This newest Foundation research is part of a comprehensive, multi-year AAA LongROAD (Longitudinal Research on Aging Drivers) study on the driving behaviors of nearly 3,000 senior adults.
Researchers from the AAA Foundation, Columbia University and University of California-San Diego evaluated medical reports from those drivers to better understand driving patterns, risks and trends so they may develop effective countermeasures to keep older drivers safe on roads longer.
The most common medications older drivers use are cardiovascular prescriptions to treat heart and blood vessel conditions and central nervous system prescriptions such as pain meds, stimulants and anti-anxiety drugs that treat the nervous system, researchers found.
Previous LongROAD research found fewer than 18 percent of older drivers report ever receiving warnings from their healthcare providers about how their prescriptions impact driving safety.
This is concerning, Mayko said, because in 2017, more than 20,000 older drivers were involved in crashes in Connecticut, including over 2,700 who were injured and 35 who were killed.
“It’s not just alcohol and illegal drugs that impair driving,” she said. “Legally prescribed or over-the-counter medications taken alone or in combination with each other also affects your safety on roadways.”

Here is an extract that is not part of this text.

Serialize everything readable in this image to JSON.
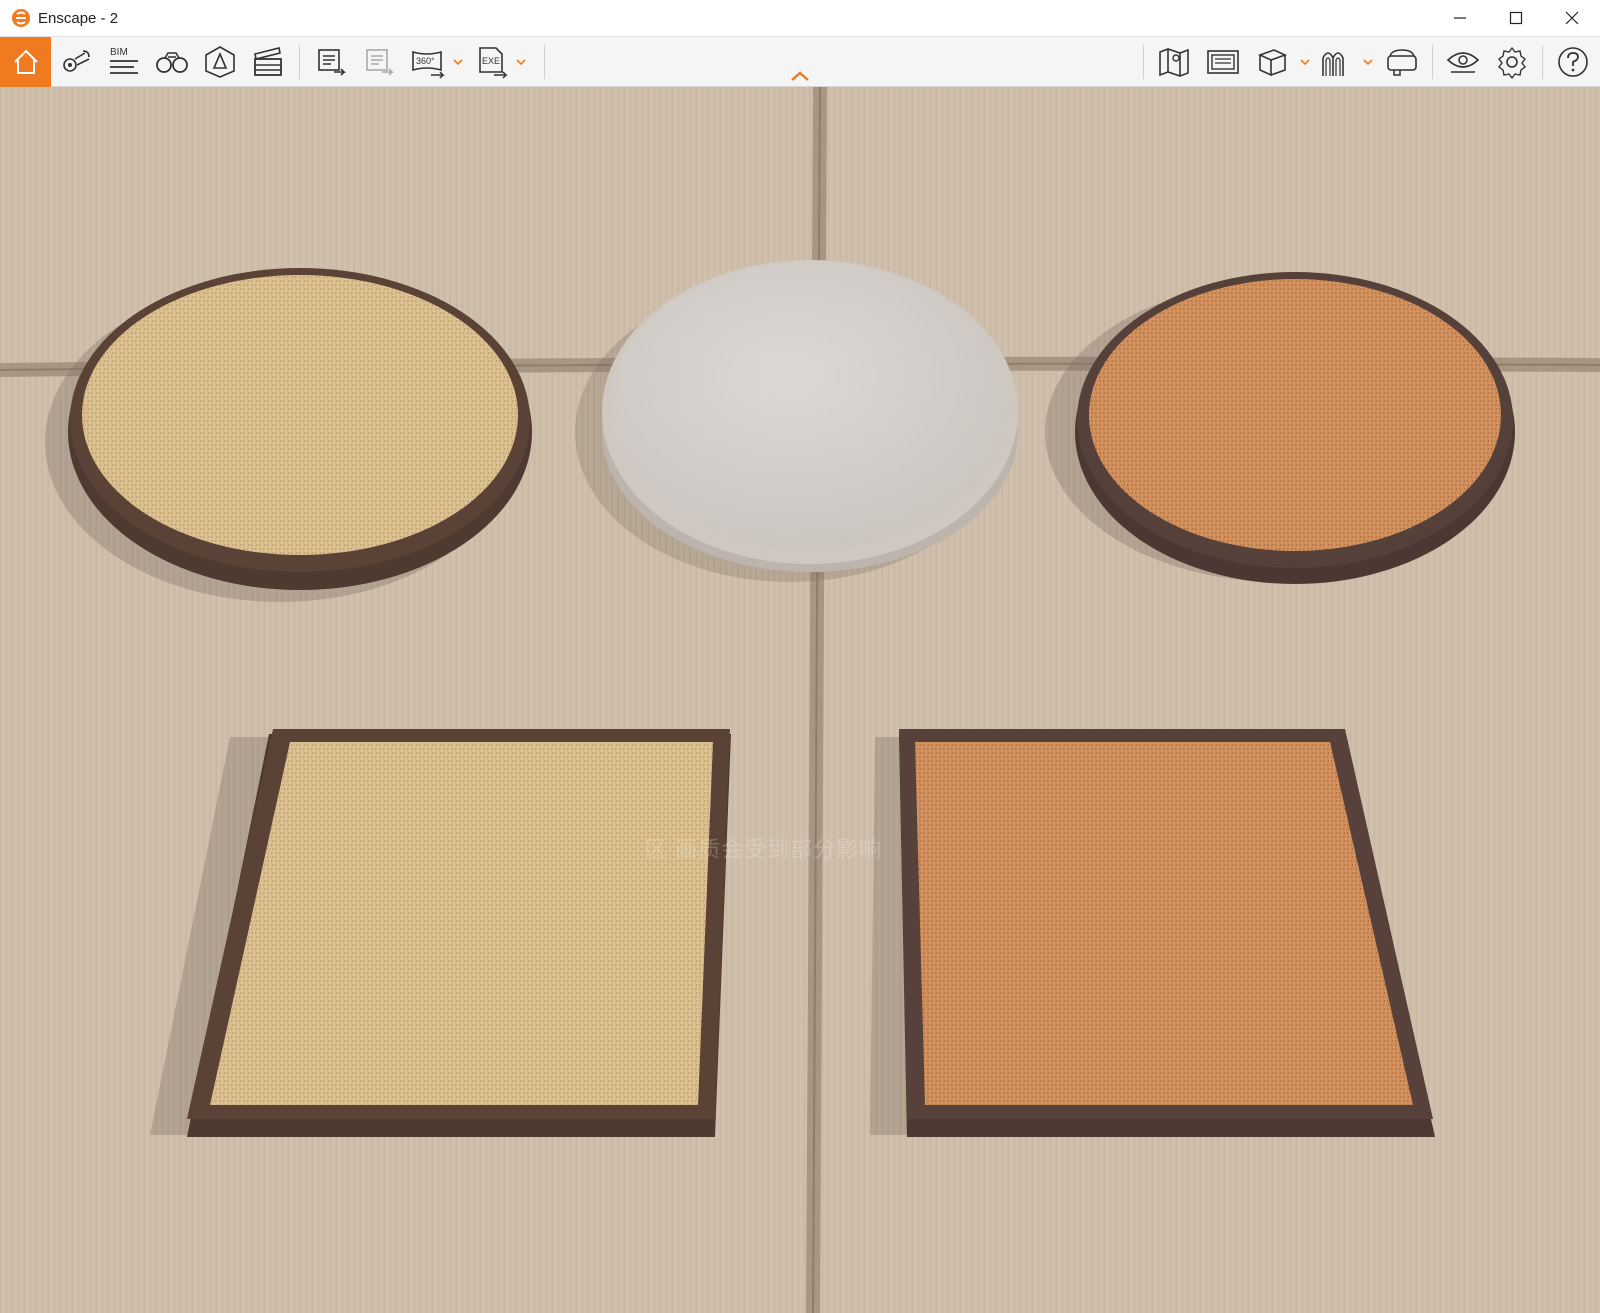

What’s also concerning, Mayko said, is more than a third of older adults say they’re prescribed medications by more than one doctor, which may create situations where doctors and patients overlook ways to determine how various prescriptions interact.

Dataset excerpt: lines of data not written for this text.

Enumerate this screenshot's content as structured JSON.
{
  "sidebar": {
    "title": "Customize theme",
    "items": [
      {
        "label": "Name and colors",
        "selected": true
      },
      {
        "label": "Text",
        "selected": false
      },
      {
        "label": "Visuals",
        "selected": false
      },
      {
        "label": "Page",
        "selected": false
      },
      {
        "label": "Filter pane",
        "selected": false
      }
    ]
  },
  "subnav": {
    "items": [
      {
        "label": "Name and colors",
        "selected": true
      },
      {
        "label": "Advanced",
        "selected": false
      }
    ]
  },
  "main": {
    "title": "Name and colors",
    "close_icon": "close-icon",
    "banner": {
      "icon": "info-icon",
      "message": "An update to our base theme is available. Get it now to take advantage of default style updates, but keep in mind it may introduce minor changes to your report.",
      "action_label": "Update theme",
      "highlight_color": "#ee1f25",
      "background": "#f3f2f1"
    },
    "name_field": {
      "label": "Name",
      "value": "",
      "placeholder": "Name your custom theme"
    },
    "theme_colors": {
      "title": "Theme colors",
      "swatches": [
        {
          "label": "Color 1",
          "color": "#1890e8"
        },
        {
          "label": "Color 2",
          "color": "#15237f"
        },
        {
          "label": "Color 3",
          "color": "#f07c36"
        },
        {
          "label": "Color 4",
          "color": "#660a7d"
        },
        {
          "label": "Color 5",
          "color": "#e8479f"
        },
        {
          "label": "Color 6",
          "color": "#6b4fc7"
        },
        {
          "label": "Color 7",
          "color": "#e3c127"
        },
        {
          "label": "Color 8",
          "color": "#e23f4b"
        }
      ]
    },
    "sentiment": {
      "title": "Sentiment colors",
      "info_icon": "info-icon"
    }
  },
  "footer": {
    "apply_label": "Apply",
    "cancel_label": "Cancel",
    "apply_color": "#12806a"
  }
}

- “In many cases, adults fail to tell their physicians about their prescription histories, share medical histories with healthcare providers, or ask about potential side effects or interactions that can affect driving,” she said.
What You Can Do
Considering the high number of medications used by older drivers, AAA urges older adults and their families to be vigilant in understanding the types of medications prescribed to them and have a strong grasp on any potential impairing side effects before getting behind the wheel.
- Come Prepared: Write down any vitamins, supplements and prescribed or over-the-counter medications you take, and bring that list with you to every medical appointment.
- Ask Questions: Share that medications list with your healthcare providers at each appointment, and ask about potential side effects or interactions that could affect your driving.
- Discuss Alternatives: Risks can often be reduced by taking alternative medications, changing the doses or the timing of the doses to avoid conflicts with safe driving.
To help older drivers understand the interactions and common side effects of prescription drugs, over-the-counter medications, and herbal supplements, AAA has developed a free online tool, called.
This program flags interactions between medications that may impact driving safety and offers print-out capabilities, so you can discuss results with physicians or pharmacists. Visit www.roadwiseRX.aaa.com.
Drivers seeking additional ways to stay mobile or looking to drive less often because of medications can also find resources for alternative transportation at.
To Learn More
AAA Foundation for Traffic Safety LongROAD Research Briefs: